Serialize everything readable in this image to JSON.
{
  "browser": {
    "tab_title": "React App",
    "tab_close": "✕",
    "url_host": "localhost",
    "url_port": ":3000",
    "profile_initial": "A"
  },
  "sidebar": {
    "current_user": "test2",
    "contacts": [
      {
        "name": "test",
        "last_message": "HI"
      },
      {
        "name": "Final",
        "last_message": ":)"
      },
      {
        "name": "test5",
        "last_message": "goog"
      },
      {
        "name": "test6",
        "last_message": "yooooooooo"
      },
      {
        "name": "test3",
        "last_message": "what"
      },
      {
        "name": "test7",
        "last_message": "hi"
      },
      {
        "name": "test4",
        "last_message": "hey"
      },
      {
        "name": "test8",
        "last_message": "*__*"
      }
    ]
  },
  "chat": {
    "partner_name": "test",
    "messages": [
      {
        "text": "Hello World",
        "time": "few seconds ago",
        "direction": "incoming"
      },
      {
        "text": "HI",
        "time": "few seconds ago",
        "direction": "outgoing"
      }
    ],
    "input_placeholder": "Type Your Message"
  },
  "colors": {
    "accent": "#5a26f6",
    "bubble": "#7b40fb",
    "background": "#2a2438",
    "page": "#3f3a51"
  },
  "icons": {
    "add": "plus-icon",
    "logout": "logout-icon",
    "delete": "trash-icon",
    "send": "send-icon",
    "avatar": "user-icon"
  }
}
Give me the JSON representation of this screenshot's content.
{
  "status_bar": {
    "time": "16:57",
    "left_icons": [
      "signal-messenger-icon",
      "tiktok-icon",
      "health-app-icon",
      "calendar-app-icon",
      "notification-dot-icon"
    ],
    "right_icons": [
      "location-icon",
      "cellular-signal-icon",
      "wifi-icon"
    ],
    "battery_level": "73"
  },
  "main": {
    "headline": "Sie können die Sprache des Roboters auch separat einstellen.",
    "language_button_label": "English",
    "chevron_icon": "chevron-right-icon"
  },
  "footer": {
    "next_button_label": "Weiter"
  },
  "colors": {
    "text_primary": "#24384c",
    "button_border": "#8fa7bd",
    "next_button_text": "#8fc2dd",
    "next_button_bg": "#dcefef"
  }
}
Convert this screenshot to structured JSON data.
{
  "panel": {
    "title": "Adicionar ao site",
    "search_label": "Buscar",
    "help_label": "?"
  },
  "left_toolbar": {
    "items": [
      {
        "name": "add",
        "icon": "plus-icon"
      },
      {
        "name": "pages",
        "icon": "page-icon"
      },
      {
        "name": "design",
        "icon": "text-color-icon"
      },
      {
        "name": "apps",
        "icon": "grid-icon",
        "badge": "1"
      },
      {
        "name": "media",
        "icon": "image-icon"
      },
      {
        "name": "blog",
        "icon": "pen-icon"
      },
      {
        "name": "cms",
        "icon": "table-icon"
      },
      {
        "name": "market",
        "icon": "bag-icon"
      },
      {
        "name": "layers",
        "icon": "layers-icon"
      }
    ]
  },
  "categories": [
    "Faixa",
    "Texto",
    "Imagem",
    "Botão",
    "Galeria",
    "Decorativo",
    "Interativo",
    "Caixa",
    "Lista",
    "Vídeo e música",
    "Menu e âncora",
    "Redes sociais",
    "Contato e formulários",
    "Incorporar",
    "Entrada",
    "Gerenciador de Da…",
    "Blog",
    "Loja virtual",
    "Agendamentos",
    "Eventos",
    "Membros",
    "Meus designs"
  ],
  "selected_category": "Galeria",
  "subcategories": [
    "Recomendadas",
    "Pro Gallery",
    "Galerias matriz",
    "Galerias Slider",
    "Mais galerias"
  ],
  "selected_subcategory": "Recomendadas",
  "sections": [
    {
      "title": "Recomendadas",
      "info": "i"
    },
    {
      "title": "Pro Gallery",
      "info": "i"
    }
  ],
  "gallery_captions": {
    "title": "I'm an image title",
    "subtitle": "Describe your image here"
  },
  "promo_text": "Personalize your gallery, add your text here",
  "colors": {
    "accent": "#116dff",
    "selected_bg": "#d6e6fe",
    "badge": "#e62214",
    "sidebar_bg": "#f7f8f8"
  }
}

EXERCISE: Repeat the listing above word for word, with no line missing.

EXERCISE ANSWER:
Serialize everything readable in this image to JSON.
{
  "browser": {
    "tab_title": "React App",
    "tab_close": "✕",
    "url_host": "localhost",
    "url_port": ":3000",
    "profile_initial": "A"
  },
  "sidebar": {
    "current_user": "test2",
    "contacts": [
      {
        "name": "test",
        "last_message": "HI"
      },
      {
        "name": "Final",
        "last_message": ":)"
      },
      {
        "name": "test5",
        "last_message": "goog"
      },
      {
        "name": "test6",
        "last_message": "yooooooooo"
      },
      {
        "name": "test3",
        "last_message": "what"
      },
      {
        "name": "test7",
        "last_message": "hi"
      },
      {
        "name": "test4",
        "last_message": "hey"
      },
      {
        "name": "test8",
        "last_message": "*__*"
      }
    ]
  },
  "chat": {
    "partner_name": "test",
    "messages": [
      {
        "text": "Hello World",
        "time": "few seconds ago",
        "direction": "incoming"
      },
      {
        "text": "HI",
        "time": "few seconds ago",
        "direction": "outgoing"
      }
    ],
    "input_placeholder": "Type Your Message"
  },
  "colors": {
    "accent": "#5a26f6",
    "bubble": "#7b40fb",
    "background": "#2a2438",
    "page": "#3f3a51"
  },
  "icons": {
    "add": "plus-icon",
    "logout": "logout-icon",
    "delete": "trash-icon",
    "send": "send-icon",
    "avatar": "user-icon"
  }
}
Give me the JSON representation of this screenshot's content.
{
  "status_bar": {
    "time": "16:57",
    "left_icons": [
      "signal-messenger-icon",
      "tiktok-icon",
      "health-app-icon",
      "calendar-app-icon",
      "notification-dot-icon"
    ],
    "right_icons": [
      "location-icon",
      "cellular-signal-icon",
      "wifi-icon"
    ],
    "battery_level": "73"
  },
  "main": {
    "headline": "Sie können die Sprache des Roboters auch separat einstellen.",
    "language_button_label": "English",
    "chevron_icon": "chevron-right-icon"
  },
  "footer": {
    "next_button_label": "Weiter"
  },
  "colors": {
    "text_primary": "#24384c",
    "button_border": "#8fa7bd",
    "next_button_text": "#8fc2dd",
    "next_button_bg": "#dcefef"
  }
}
Convert this screenshot to structured JSON data.
{
  "panel": {
    "title": "Adicionar ao site",
    "search_label": "Buscar",
    "help_label": "?"
  },
  "left_toolbar": {
    "items": [
      {
        "name": "add",
        "icon": "plus-icon"
      },
      {
        "name": "pages",
        "icon": "page-icon"
      },
      {
        "name": "design",
        "icon": "text-color-icon"
      },
      {
        "name": "apps",
        "icon": "grid-icon",
        "badge": "1"
      },
      {
        "name": "media",
        "icon": "image-icon"
      },
      {
        "name": "blog",
        "icon": "pen-icon"
      },
      {
        "name": "cms",
        "icon": "table-icon"
      },
      {
        "name": "market",
        "icon": "bag-icon"
      },
      {
        "name": "layers",
        "icon": "layers-icon"
      }
    ]
  },
  "categories": [
    "Faixa",
    "Texto",
    "Imagem",
    "Botão",
    "Galeria",
    "Decorativo",
    "Interativo",
    "Caixa",
    "Lista",
    "Vídeo e música",
    "Menu e âncora",
    "Redes sociais",
    "Contato e formulários",
    "Incorporar",
    "Entrada",
    "Gerenciador de Da…",
    "Blog",
    "Loja virtual",
    "Agendamentos",
    "Eventos",
    "Membros",
    "Meus designs"
  ],
  "selected_category": "Galeria",
  "subcategories": [
    "Recomendadas",
    "Pro Gallery",
    "Galerias matriz",
    "Galerias Slider",
    "Mais galerias"
  ],
  "selected_subcategory": "Recomendadas",
  "sections": [
    {
      "title": "Recomendadas",
      "info": "i"
    },
    {
      "title": "Pro Gallery",
      "info": "i"
    }
  ],
  "gallery_captions": {
    "title": "I'm an image title",
    "subtitle": "Describe your image here"
  },
  "promo_text": "Personalize your gallery, add your text here",
  "colors": {
    "accent": "#116dff",
    "selected_bg": "#d6e6fe",
    "badge": "#e62214",
    "sidebar_bg": "#f7f8f8"
  }
}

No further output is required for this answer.